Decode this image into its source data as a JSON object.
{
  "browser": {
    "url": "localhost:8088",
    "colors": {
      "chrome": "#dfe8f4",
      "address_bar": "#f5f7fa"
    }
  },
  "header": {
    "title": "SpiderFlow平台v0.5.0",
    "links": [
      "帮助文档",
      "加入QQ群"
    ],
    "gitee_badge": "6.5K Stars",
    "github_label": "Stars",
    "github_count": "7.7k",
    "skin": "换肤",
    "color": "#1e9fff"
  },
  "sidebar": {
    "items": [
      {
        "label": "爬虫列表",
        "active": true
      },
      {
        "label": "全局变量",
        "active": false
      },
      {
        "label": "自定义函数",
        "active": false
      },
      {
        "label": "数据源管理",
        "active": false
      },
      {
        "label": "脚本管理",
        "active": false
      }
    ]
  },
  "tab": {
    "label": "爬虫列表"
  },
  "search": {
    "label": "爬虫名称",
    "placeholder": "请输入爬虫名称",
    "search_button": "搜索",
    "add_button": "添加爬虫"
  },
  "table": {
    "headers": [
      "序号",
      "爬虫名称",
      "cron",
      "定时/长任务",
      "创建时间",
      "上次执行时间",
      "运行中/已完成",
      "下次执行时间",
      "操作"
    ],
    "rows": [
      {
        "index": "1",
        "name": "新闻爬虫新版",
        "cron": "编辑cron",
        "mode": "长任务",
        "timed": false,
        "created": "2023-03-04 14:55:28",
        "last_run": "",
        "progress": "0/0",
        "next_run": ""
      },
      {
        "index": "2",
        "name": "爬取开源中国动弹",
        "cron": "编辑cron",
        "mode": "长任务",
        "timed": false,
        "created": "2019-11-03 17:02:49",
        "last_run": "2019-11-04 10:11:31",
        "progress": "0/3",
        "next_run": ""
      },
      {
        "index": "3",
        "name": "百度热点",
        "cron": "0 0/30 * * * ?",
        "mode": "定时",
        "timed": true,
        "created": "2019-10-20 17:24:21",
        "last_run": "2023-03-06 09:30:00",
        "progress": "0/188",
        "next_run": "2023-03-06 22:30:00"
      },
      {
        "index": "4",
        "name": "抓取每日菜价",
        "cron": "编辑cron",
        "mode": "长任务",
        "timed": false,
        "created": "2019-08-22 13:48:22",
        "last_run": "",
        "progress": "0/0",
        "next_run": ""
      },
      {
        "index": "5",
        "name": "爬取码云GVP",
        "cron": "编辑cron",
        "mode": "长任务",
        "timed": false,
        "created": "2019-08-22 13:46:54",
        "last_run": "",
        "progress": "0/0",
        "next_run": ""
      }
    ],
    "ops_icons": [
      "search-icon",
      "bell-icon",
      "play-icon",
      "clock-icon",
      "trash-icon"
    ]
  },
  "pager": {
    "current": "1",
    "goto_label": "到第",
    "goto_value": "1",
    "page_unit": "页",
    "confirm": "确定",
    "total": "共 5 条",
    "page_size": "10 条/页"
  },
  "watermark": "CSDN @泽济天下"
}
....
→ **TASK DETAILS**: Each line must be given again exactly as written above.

→ **RESULT**:
Decode this image into its source data as a JSON object.
{
  "browser": {
    "url": "localhost:8088",
    "colors": {
      "chrome": "#dfe8f4",
      "address_bar": "#f5f7fa"
    }
  },
  "header": {
    "title": "SpiderFlow平台v0.5.0",
    "links": [
      "帮助文档",
      "加入QQ群"
    ],
    "gitee_badge": "6.5K Stars",
    "github_label": "Stars",
    "github_count": "7.7k",
    "skin": "换肤",
    "color": "#1e9fff"
  },
  "sidebar": {
    "items": [
      {
        "label": "爬虫列表",
        "active": true
      },
      {
        "label": "全局变量",
        "active": false
      },
      {
        "label": "自定义函数",
        "active": false
      },
      {
        "label": "数据源管理",
        "active": false
      },
      {
        "label": "脚本管理",
        "active": false
      }
    ]
  },
  "tab": {
    "label": "爬虫列表"
  },
  "search": {
    "label": "爬虫名称",
    "placeholder": "请输入爬虫名称",
    "search_button": "搜索",
    "add_button": "添加爬虫"
  },
  "table": {
    "headers": [
      "序号",
      "爬虫名称",
      "cron",
      "定时/长任务",
      "创建时间",
      "上次执行时间",
      "运行中/已完成",
      "下次执行时间",
      "操作"
    ],
    "rows": [
      {
        "index": "1",
        "name": "新闻爬虫新版",
        "cron": "编辑cron",
        "mode": "长任务",
        "timed": false,
        "created": "2023-03-04 14:55:28",
        "last_run": "",
        "progress": "0/0",
        "next_run": ""
      },
      {
        "index": "2",
        "name": "爬取开源中国动弹",
        "cron": "编辑cron",
        "mode": "长任务",
        "timed": false,
        "created": "2019-11-03 17:02:49",
        "last_run": "2019-11-04 10:11:31",
        "progress": "0/3",
        "next_run": ""
      },
      {
        "index": "3",
        "name": "百度热点",
        "cron": "0 0/30 * * * ?",
        "mode": "定时",
        "timed": true,
        "created": "2019-10-20 17:24:21",
        "last_run": "2023-03-06 09:30:00",
        "progress": "0/188",
        "next_run": "2023-03-06 22:30:00"
      },
      {
        "index": "4",
        "name": "抓取每日菜价",
        "cron": "编辑cron",
        "mode": "长任务",
        "timed": false,
        "created": "2019-08-22 13:48:22",
        "last_run": "",
        "progress": "0/0",
        "next_run": ""
      },
      {
        "index": "5",
        "name": "爬取码云GVP",
        "cron": "编辑cron",
        "mode": "长任务",
        "timed": false,
        "created": "2019-08-22 13:46:54",
        "last_run": "",
        "progress": "0/0",
        "next_run": ""
      }
    ],
    "ops_icons": [
      "search-icon",
      "bell-icon",
      "play-icon",
      "clock-icon",
      "trash-icon"
    ]
  },
  "pager": {
    "current": "1",
    "goto_label": "到第",
    "goto_value": "1",
    "page_unit": "页",
    "confirm": "确定",
    "total": "共 5 条",
    "page_size": "10 条/页"
  },
  "watermark": "CSDN @泽济天下"
}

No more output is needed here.